“I don’t think so.” Lucy gave her shoulders a slight shrug. “Richard was stationed in England the last I heard, but I haven’t received any mail from him in several weeks. He could be anywhere by now.”
“The not knowing is awful hard.”
She nodded in agreement. The not knowing was hard. But, she wondered, would it be easier if she knew he was in Africa? Would she prefer to be in Margo’s place, knowing someone she loved was right in the thick of battle? No. No, she wanted Richard out of harm’s way for as long as possible. She wanted him to live through this war and come home. She wanted him to hold her in his arms and kiss her on the lips and love her until they were both old and gray.
She looked up through a veil of unshed tears. “I’m okay,” she whispered.
“If there’s anything I can ever do for you…” He allowed his words to fade into silence.
“No, there’s nothing you can do, Mr. Baxter, but thank you for offering.” Lucy lifted her shopping bag and cradled it to her chest. “Will you put this on my account?”
She thanked him again, then left the store, still fighting tears of loneliness.
Robin Lee Hatcher
From her heart … to yours!
Award-winning author of more than 45 novels including
BEYOND THE SHADOWS, VETERANS WAY, and LOVING LIBBY (August 2005)
Copyright 2005, Robin Lee Hatcher. Do not reproduce without permission.
THE VICTORY CLUB (Tyndale House) will be available on-line at Amazon.com, B&N.com, Christianbook.com, etc., and in bookstores everywhere in mid-May, 2005.

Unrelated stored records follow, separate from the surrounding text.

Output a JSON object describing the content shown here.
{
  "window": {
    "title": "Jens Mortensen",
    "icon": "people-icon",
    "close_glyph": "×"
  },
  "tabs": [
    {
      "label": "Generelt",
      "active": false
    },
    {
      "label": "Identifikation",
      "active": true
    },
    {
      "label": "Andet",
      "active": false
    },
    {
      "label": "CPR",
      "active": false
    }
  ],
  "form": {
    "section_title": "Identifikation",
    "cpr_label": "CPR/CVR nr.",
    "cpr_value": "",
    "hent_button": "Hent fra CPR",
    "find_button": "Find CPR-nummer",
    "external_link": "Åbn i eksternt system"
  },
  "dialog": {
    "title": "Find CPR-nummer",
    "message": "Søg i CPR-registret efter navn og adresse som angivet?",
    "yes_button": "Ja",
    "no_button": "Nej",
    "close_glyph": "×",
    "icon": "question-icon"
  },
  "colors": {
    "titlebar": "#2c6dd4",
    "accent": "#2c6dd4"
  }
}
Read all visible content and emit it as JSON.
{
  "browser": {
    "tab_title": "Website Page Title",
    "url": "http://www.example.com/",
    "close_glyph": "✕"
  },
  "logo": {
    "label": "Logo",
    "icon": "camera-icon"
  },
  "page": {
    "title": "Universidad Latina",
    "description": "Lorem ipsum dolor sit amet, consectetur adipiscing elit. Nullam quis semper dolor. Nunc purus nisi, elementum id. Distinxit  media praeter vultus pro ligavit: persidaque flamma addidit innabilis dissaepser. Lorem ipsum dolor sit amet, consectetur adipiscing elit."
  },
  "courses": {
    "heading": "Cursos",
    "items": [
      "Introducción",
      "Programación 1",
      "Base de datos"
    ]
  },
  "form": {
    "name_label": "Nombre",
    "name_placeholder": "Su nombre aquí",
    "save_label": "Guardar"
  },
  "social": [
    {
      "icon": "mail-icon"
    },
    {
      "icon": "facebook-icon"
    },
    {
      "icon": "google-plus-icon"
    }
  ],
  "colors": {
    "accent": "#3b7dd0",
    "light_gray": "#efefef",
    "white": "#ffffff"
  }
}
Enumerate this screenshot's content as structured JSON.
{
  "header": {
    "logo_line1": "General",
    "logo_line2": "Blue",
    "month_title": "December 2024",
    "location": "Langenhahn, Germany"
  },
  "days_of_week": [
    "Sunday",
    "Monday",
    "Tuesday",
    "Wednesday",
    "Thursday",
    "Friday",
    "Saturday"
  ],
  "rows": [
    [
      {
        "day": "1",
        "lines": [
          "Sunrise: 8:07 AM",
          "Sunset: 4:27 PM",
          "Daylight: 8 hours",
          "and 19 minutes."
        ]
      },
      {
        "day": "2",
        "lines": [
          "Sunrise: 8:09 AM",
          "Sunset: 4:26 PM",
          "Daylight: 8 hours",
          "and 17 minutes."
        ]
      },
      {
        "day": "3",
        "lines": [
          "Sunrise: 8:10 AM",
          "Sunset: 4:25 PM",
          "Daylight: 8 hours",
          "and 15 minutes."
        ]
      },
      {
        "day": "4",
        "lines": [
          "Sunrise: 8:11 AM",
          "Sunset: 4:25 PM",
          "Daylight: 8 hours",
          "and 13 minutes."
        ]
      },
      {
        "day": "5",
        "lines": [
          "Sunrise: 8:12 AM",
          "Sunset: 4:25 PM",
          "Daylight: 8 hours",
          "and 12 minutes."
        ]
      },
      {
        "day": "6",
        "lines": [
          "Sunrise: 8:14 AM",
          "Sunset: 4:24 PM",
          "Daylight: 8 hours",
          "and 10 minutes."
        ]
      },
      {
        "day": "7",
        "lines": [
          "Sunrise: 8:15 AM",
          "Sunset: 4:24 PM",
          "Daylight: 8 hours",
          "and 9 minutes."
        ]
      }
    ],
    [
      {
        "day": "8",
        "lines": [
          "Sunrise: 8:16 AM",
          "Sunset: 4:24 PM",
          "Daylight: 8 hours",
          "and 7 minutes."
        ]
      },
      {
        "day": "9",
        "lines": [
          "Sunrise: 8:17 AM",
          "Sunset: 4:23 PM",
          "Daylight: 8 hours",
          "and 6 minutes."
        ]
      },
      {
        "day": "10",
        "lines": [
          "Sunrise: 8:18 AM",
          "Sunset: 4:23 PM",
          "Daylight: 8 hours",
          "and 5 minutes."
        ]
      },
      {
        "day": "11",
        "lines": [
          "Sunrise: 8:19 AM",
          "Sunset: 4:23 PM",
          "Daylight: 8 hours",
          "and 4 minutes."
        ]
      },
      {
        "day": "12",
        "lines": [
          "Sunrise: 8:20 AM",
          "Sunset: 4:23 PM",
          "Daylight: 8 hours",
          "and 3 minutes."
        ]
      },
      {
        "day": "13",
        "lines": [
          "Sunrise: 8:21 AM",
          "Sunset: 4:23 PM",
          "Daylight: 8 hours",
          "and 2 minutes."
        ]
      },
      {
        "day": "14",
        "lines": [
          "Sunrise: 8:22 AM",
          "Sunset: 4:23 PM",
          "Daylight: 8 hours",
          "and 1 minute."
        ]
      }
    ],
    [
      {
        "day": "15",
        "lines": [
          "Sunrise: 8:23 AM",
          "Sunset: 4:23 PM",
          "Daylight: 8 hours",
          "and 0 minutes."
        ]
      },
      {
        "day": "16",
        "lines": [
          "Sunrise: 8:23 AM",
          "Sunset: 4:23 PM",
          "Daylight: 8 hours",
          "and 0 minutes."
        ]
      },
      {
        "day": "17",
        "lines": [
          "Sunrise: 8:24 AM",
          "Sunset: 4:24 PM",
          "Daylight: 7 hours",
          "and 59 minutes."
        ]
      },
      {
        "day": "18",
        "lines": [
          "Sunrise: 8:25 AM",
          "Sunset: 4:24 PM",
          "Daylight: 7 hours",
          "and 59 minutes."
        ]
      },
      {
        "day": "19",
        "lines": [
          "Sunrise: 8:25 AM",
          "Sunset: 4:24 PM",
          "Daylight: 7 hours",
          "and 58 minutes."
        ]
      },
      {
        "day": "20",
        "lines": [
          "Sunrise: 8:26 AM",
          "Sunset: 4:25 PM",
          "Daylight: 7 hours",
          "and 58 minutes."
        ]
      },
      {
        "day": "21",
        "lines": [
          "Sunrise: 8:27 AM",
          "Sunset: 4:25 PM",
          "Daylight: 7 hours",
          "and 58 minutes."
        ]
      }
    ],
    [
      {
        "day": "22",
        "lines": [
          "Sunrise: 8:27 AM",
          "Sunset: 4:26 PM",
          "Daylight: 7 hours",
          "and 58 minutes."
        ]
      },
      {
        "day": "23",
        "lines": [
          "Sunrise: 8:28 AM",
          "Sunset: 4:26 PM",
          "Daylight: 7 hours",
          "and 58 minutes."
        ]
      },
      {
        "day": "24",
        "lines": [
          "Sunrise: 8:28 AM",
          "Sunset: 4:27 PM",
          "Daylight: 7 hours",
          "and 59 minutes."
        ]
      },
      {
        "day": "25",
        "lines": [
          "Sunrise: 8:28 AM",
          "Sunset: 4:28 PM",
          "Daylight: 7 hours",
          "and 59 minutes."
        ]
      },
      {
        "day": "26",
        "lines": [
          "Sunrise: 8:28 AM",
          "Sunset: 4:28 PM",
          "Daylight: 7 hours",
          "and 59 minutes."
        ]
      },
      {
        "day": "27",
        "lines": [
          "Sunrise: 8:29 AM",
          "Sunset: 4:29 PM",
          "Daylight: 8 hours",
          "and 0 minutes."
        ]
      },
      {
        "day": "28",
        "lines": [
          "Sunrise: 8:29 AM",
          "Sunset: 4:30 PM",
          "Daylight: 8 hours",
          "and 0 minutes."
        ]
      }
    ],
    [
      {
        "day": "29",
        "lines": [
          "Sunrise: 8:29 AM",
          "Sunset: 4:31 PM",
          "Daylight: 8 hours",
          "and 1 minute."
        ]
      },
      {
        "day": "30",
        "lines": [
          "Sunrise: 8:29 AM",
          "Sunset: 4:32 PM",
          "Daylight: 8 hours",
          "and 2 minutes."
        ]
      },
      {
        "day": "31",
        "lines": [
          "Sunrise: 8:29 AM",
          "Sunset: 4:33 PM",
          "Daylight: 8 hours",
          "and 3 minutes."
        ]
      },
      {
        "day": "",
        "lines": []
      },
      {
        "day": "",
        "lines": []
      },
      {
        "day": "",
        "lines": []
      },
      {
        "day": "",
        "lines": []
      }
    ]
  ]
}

To purchase autographed copies or for more information about books by Robin Lee Hatcher, visit her web site at www.robinleehatcher.com